(Interface dataset entries)
==========

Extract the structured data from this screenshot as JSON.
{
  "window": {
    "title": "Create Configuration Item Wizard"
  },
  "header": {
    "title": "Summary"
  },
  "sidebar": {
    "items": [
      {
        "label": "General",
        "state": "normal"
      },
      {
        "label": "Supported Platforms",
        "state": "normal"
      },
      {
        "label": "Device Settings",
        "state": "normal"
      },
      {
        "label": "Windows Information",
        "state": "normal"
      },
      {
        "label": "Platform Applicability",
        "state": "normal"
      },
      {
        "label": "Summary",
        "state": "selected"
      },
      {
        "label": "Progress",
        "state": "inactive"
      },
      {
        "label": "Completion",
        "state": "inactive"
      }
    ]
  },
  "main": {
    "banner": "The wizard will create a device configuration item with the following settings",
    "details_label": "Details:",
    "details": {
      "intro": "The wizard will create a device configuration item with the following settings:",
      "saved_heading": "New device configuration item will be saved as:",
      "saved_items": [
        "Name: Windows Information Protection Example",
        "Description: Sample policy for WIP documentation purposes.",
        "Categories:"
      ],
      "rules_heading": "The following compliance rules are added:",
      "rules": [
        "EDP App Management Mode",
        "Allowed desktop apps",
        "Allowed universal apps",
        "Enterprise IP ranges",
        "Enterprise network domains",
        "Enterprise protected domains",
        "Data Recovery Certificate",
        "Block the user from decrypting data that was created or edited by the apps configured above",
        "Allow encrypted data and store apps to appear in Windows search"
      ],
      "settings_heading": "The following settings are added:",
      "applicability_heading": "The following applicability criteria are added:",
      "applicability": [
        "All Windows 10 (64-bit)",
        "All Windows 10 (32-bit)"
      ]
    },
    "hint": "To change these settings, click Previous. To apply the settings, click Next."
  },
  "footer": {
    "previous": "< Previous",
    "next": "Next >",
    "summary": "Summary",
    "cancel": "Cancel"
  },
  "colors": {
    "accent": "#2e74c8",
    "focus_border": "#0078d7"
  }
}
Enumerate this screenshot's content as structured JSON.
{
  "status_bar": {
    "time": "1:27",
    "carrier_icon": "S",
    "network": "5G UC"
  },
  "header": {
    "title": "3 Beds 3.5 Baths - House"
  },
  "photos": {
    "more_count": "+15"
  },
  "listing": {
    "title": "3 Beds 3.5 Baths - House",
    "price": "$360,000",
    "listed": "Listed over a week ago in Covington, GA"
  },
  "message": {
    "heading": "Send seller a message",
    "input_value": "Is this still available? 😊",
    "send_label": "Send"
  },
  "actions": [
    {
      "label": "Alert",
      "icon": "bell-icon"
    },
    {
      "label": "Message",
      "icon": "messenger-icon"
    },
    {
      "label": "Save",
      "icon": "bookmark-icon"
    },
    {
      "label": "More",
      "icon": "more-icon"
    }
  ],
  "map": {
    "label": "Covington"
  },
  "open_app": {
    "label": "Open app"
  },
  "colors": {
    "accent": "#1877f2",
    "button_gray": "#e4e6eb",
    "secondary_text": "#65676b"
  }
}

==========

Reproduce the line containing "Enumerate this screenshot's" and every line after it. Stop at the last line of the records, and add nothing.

WRITTEN SOLUTION:
Enumerate this screenshot's content as structured JSON.
{
  "status_bar": {
    "time": "1:27",
    "carrier_icon": "S",
    "network": "5G UC"
  },
  "header": {
    "title": "3 Beds 3.5 Baths - House"
  },
  "photos": {
    "more_count": "+15"
  },
  "listing": {
    "title": "3 Beds 3.5 Baths - House",
    "price": "$360,000",
    "listed": "Listed over a week ago in Covington, GA"
  },
  "message": {
    "heading": "Send seller a message",
    "input_value": "Is this still available? 😊",
    "send_label": "Send"
  },
  "actions": [
    {
      "label": "Alert",
      "icon": "bell-icon"
    },
    {
      "label": "Message",
      "icon": "messenger-icon"
    },
    {
      "label": "Save",
      "icon": "bookmark-icon"
    },
    {
      "label": "More",
      "icon": "more-icon"
    }
  ],
  "map": {
    "label": "Covington"
  },
  "open_app": {
    "label": "Open app"
  },
  "colors": {
    "accent": "#1877f2",
    "button_gray": "#e4e6eb",
    "secondary_text": "#65676b"
  }
}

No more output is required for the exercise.